The irons are coated with this coating to ensure that the pizzelle doesn't stick to the grids and that cleanup is easy afterwards. While there are still some models available with both nonstick and uncoated options available for people who don't like nonstick coatings, most makers these days are coated.
Some people prefer to not use nonstick cookware. Whether or not it raises the risk of health problems later in life by releasing toxins during cooking, this topic has been the subject of much controversy in recent years. Some people are not comfortable with manufacturers' claims that no toxins are released into the air and food by using the cookware for normal daily use.

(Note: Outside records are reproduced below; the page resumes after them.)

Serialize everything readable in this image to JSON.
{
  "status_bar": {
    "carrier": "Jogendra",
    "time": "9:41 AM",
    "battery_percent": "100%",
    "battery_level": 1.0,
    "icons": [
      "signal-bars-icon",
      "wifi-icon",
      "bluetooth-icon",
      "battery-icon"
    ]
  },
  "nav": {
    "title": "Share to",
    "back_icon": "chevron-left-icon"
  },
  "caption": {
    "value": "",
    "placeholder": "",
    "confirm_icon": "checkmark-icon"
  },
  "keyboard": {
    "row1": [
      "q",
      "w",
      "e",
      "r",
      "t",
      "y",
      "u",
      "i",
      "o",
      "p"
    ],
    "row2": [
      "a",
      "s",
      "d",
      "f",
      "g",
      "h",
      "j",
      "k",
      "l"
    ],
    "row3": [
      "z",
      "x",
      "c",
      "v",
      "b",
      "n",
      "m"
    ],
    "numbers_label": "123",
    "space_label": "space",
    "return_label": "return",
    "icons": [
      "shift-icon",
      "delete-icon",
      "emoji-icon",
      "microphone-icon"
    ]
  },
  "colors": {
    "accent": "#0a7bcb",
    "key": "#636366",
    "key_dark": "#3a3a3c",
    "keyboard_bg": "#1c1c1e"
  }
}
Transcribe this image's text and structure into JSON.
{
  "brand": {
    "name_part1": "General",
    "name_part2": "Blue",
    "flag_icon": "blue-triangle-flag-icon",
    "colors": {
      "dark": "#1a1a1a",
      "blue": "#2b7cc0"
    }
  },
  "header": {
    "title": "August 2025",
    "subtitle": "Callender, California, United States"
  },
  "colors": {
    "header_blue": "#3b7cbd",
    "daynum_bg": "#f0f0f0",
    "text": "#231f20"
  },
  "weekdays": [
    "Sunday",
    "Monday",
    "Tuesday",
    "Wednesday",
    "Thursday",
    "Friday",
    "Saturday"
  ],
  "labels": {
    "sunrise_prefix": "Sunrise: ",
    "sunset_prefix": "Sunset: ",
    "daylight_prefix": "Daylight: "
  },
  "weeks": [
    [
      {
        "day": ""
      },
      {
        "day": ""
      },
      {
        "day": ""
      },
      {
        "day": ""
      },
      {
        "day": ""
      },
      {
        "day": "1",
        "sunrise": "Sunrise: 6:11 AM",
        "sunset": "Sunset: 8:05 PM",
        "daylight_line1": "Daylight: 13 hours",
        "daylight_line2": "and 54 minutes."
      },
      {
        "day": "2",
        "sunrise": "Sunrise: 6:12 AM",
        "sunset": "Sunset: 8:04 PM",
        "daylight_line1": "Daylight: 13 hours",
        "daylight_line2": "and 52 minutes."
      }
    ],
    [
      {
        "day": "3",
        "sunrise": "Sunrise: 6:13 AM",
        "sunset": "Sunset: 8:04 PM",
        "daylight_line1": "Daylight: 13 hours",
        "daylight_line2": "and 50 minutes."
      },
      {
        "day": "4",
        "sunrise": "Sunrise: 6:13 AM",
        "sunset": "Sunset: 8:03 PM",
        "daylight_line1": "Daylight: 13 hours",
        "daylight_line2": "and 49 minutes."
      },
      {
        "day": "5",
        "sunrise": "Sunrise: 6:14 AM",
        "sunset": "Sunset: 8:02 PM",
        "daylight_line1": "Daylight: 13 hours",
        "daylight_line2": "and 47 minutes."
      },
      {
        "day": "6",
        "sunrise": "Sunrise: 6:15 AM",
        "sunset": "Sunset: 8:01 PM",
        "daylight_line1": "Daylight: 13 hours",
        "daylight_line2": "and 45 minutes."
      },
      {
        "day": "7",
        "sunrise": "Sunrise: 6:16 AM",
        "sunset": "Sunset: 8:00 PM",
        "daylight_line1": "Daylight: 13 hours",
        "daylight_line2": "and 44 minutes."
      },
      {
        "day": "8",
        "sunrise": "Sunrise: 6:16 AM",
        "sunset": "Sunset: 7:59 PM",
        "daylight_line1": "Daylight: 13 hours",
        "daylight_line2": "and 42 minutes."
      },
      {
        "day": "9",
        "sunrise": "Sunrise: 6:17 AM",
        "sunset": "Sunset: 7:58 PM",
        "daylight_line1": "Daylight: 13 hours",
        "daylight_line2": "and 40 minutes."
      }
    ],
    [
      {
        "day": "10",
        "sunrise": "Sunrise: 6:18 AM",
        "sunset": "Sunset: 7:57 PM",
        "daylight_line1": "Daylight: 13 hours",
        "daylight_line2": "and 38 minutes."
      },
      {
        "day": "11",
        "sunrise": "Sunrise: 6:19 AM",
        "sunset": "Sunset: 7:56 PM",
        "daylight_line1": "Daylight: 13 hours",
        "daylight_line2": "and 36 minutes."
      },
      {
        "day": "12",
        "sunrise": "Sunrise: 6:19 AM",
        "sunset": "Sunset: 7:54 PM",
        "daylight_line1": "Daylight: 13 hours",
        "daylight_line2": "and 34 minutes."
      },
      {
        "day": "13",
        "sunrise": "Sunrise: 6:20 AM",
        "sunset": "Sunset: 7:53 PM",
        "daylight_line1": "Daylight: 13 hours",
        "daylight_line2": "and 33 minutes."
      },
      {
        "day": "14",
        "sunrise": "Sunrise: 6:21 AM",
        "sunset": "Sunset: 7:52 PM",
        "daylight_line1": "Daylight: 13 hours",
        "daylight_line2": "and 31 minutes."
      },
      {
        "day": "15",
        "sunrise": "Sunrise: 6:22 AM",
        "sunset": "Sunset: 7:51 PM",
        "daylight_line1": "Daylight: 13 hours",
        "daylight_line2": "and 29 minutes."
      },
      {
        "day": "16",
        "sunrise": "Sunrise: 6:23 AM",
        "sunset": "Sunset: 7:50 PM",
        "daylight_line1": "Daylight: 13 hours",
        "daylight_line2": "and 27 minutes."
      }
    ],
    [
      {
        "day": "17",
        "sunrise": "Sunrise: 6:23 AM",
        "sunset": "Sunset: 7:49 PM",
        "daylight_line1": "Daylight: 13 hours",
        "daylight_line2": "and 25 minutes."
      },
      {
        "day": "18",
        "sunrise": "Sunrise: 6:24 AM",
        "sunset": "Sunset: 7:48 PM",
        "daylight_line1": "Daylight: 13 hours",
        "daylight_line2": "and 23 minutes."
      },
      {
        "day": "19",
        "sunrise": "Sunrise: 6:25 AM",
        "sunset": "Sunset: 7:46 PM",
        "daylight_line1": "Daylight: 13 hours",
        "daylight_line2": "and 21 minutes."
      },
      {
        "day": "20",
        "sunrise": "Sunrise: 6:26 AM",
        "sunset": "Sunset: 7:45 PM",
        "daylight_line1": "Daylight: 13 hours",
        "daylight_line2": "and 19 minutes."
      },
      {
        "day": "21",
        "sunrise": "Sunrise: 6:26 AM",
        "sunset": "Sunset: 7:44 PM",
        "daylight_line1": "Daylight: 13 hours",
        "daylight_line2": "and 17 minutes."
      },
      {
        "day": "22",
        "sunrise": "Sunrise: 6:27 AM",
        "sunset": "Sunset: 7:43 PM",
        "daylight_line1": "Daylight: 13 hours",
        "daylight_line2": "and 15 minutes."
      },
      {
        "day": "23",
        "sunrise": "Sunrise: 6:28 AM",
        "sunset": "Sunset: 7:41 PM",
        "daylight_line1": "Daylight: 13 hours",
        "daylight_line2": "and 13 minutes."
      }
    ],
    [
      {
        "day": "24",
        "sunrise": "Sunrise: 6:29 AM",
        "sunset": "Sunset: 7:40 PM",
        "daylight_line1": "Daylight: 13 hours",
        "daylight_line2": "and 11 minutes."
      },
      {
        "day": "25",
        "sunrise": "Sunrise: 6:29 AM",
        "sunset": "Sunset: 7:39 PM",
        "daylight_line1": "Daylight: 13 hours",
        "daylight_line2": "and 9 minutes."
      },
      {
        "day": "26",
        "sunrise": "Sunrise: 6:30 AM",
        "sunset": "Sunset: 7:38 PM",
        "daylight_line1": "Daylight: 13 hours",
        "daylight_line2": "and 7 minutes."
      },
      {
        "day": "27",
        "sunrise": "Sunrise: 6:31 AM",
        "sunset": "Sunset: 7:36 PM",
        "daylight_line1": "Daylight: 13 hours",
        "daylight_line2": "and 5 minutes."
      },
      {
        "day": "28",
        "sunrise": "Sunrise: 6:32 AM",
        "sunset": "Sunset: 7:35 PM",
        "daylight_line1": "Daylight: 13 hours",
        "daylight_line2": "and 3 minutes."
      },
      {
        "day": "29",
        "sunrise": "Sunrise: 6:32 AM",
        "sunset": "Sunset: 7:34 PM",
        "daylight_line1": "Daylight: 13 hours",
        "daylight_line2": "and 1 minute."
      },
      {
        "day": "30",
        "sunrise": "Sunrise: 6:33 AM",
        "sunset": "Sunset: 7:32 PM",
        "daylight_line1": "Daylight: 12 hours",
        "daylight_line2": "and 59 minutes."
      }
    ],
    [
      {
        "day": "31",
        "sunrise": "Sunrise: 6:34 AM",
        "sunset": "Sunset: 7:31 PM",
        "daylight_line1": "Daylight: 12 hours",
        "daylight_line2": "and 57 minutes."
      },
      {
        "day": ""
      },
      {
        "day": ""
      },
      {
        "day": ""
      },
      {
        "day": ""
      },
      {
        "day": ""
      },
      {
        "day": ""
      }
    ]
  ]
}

Also, there are some people who just don't like coated cookware in general. They prefer items they can place in the dishwasher or stack together, or something that doesn't run the risk of chipping, or they prefer using metal utensils when cooking. Yet others remember when their mothers and grandmothers made pizzelle using the makers with polished aluminum grids, and maintain a sense of nostalgia.
Lots of people who like to use nonstick pizzelle makers have no problems. Some people also have no idea that there is anything else available, or think that the coating is all that keeps the pizzelle from sticking to the maker. Luckily, neither of these assumptions are true. Before you heat the plates, rub them with a paper towel with a bit of cooking oil so they are coated well. Then ensure that the iron is heated to its proper cooking temperature before you start making any cookies. For the people who have sticking problems even with nonstick pizzelle makers, this will help them greatly.
If you want a pizzelle maker, but don't want to put your money towards ones with nonstick coated plates, then you'll find a few models still available uncoated. Established brands like Palmer and CucinaPro are some of your best bets. If you can't find a new one without the coating, or if you do not like the look of the ones you do find, then you can sometimes find old but still functioning pizzelle makers available at flea markets, yard sales, or secondhand stores. Many times, you can find really good deals on great brands of makers this way.